# ask for input
print "Say something: ";
$something = ;
chomp ($something);
# reverse and print
$gnithemos = reverse($something);
print "Sorry, you seem to be talking backwards - what does $gnithemos
mean?";

Here's the output:

Say something: God, I'm good
Sorry, you seem to be talking backwards - what does doog m'I ,doG mean?

And the chr() and ord() functions come in handy when converting from ASCII codes to characters and vice-versa. For example,

print chr(65);
returns
A
while
print ord("a");
returns
97



This article copyright Melonfire 2000. All rights reserved.

 
 
>>> More Perl Programming Articles          >>> More By Vikram Vaswani and Harish Kamath, (c) Melonfire
 

blog comments powered by Disqus
escort Bursa Bursa escort Antalya eskort
   

PERL PROGRAMMING ARTICLES

- Perl Turns 25
- Lists and Arguments in Perl
- Variables and Arguments in Perl
- Understanding Scope and Packages in Perl
- Arguments and Return Values in Perl
- Invoking Perl Subroutines and Functions
- Subroutines and Functions in Perl
- Perl Basics: Writing and Debugging Programs
- Structure and Statements in Perl
- First Steps in Perl
- Completing Regular Expression Basics
- Modifiers, Boundaries, and Regular Expressio...
- Quantifiers and Other Regular Expression Bas...
- Parsing and Regular Expression Basics
- Hash Functions

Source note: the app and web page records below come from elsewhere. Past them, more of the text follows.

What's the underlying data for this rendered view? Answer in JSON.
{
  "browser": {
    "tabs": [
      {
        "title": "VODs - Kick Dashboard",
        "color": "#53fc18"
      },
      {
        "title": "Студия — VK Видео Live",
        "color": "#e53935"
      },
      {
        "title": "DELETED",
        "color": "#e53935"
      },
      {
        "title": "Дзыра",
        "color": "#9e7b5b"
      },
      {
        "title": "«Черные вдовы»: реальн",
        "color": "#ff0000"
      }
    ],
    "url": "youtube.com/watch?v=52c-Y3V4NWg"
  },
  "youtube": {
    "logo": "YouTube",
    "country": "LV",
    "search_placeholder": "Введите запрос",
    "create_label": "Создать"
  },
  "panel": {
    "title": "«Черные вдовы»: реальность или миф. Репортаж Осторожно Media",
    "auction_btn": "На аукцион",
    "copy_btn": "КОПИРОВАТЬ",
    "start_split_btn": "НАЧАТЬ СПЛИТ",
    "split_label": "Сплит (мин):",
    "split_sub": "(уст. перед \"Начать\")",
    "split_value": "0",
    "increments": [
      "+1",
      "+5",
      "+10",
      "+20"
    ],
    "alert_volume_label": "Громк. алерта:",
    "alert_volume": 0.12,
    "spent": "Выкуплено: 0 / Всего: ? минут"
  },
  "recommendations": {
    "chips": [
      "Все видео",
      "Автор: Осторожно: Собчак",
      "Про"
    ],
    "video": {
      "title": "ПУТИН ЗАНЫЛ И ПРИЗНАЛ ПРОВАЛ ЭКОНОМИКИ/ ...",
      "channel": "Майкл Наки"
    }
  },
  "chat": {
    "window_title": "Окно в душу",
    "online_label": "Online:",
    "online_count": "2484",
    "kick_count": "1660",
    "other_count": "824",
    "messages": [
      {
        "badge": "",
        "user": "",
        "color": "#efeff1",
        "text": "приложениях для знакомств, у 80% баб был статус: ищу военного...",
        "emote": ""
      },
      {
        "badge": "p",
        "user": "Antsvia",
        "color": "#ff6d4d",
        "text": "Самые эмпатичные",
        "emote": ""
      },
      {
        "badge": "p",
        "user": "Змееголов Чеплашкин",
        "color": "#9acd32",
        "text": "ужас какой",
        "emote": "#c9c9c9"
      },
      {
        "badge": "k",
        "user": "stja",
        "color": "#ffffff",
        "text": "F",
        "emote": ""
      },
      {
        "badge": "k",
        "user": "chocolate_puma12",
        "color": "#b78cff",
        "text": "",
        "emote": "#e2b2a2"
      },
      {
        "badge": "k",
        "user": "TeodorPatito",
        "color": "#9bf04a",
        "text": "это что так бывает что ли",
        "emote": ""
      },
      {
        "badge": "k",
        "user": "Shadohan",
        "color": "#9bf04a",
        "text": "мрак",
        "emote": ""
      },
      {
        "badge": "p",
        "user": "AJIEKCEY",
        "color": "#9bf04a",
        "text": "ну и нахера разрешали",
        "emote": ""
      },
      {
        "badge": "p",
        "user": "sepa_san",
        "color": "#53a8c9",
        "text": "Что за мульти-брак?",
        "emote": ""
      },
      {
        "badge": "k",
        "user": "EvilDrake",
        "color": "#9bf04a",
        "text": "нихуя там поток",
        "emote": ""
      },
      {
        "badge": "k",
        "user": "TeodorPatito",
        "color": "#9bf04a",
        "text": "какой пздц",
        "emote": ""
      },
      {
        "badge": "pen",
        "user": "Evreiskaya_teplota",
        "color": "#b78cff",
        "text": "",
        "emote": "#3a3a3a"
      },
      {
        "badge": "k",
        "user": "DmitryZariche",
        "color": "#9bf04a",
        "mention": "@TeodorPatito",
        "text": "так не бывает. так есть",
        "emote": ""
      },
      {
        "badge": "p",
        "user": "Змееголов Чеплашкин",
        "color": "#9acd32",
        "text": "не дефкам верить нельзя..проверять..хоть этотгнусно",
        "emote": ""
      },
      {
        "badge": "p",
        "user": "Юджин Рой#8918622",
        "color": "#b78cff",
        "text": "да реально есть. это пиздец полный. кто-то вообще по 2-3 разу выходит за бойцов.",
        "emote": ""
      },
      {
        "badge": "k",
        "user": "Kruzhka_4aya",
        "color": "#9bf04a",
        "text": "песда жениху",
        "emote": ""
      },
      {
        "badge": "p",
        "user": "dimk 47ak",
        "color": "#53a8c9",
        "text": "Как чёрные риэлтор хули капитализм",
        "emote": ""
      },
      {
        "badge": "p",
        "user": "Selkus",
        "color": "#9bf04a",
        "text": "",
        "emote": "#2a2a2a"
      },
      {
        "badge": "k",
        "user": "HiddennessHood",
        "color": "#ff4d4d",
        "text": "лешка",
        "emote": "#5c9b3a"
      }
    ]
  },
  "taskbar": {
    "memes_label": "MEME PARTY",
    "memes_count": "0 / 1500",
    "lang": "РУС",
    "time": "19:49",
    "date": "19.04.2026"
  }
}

Developer Shed Affiliates

 


Dev Shed Tutorial Topics: